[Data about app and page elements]
•••
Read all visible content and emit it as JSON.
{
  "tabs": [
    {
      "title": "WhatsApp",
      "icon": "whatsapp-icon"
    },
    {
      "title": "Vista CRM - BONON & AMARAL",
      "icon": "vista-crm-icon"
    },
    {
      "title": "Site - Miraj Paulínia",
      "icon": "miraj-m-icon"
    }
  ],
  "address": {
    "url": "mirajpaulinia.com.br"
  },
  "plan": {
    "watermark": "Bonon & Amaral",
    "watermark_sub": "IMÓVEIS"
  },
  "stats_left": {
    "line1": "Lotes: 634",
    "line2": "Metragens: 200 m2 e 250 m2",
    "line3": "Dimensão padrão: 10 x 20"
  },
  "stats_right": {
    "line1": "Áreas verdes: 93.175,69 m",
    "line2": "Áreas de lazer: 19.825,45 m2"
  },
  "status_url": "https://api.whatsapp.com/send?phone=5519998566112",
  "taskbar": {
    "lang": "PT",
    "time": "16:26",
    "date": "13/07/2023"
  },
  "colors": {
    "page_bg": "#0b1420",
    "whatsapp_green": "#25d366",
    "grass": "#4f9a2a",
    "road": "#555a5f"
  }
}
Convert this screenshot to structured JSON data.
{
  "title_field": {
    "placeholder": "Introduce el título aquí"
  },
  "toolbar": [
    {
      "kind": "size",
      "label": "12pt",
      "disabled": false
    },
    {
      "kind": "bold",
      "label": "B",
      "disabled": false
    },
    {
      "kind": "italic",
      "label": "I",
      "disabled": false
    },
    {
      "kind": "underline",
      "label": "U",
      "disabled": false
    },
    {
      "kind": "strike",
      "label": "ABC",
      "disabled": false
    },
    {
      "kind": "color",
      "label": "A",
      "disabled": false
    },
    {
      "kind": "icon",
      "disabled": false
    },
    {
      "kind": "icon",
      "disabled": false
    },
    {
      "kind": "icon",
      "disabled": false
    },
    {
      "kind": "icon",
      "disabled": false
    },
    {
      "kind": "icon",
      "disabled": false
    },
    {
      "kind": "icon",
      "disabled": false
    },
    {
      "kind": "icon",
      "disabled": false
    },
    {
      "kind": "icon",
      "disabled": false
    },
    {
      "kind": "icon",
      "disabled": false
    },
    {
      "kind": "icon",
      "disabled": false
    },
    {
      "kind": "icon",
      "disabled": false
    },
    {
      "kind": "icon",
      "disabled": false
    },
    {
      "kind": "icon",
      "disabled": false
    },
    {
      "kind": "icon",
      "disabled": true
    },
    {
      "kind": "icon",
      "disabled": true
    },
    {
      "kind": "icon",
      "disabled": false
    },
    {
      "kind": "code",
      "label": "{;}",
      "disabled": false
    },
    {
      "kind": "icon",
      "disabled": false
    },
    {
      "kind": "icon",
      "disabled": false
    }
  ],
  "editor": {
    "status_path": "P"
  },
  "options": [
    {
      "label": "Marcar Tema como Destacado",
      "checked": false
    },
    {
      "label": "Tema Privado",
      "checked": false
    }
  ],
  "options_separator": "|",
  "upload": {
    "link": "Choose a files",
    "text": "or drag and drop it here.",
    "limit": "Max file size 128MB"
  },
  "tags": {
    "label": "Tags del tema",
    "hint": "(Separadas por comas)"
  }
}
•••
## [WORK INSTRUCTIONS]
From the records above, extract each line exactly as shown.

## [COMPLETED TASK]
Read all visible content and emit it as JSON.
{
  "tabs": [
    {
      "title": "WhatsApp",
      "icon": "whatsapp-icon"
    },
    {
      "title": "Vista CRM - BONON & AMARAL",
      "icon": "vista-crm-icon"
    },
    {
      "title": "Site - Miraj Paulínia",
      "icon": "miraj-m-icon"
    }
  ],
  "address": {
    "url": "mirajpaulinia.com.br"
  },
  "plan": {
    "watermark": "Bonon & Amaral",
    "watermark_sub": "IMÓVEIS"
  },
  "stats_left": {
    "line1": "Lotes: 634",
    "line2": "Metragens: 200 m2 e 250 m2",
    "line3": "Dimensão padrão: 10 x 20"
  },
  "stats_right": {
    "line1": "Áreas verdes: 93.175,69 m",
    "line2": "Áreas de lazer: 19.825,45 m2"
  },
  "status_url": "https://api.whatsapp.com/send?phone=5519998566112",
  "taskbar": {
    "lang": "PT",
    "time": "16:26",
    "date": "13/07/2023"
  },
  "colors": {
    "page_bg": "#0b1420",
    "whatsapp_green": "#25d366",
    "grass": "#4f9a2a",
    "road": "#555a5f"
  }
}
Convert this screenshot to structured JSON data.
{
  "title_field": {
    "placeholder": "Introduce el título aquí"
  },
  "toolbar": [
    {
      "kind": "size",
      "label": "12pt",
      "disabled": false
    },
    {
      "kind": "bold",
      "label": "B",
      "disabled": false
    },
    {
      "kind": "italic",
      "label": "I",
      "disabled": false
    },
    {
      "kind": "underline",
      "label": "U",
      "disabled": false
    },
    {
      "kind": "strike",
      "label": "ABC",
      "disabled": false
    },
    {
      "kind": "color",
      "label": "A",
      "disabled": false
    },
    {
      "kind": "icon",
      "disabled": false
    },
    {
      "kind": "icon",
      "disabled": false
    },
    {
      "kind": "icon",
      "disabled": false
    },
    {
      "kind": "icon",
      "disabled": false
    },
    {
      "kind": "icon",
      "disabled": false
    },
    {
      "kind": "icon",
      "disabled": false
    },
    {
      "kind": "icon",
      "disabled": false
    },
    {
      "kind": "icon",
      "disabled": false
    },
    {
      "kind": "icon",
      "disabled": false
    },
    {
      "kind": "icon",
      "disabled": false
    },
    {
      "kind": "icon",
      "disabled": false
    },
    {
      "kind": "icon",
      "disabled": false
    },
    {
      "kind": "icon",
      "disabled": false
    },
    {
      "kind": "icon",
      "disabled": true
    },
    {
      "kind": "icon",
      "disabled": true
    },
    {
      "kind": "icon",
      "disabled": false
    },
    {
      "kind": "code",
      "label": "{;}",
      "disabled": false
    },
    {
      "kind": "icon",
      "disabled": false
    },
    {
      "kind": "icon",
      "disabled": false
    }
  ],
  "editor": {
    "status_path": "P"
  },
  "options": [
    {
      "label": "Marcar Tema como Destacado",
      "checked": false
    },
    {
      "label": "Tema Privado",
      "checked": false
    }
  ],
  "options_separator": "|",
  "upload": {
    "link": "Choose a files",
    "text": "or drag and drop it here.",
    "limit": "Max file size 128MB"
  },
  "tags": {
    "label": "Tags del tema",
    "hint": "(Separadas por comas)"
  }
}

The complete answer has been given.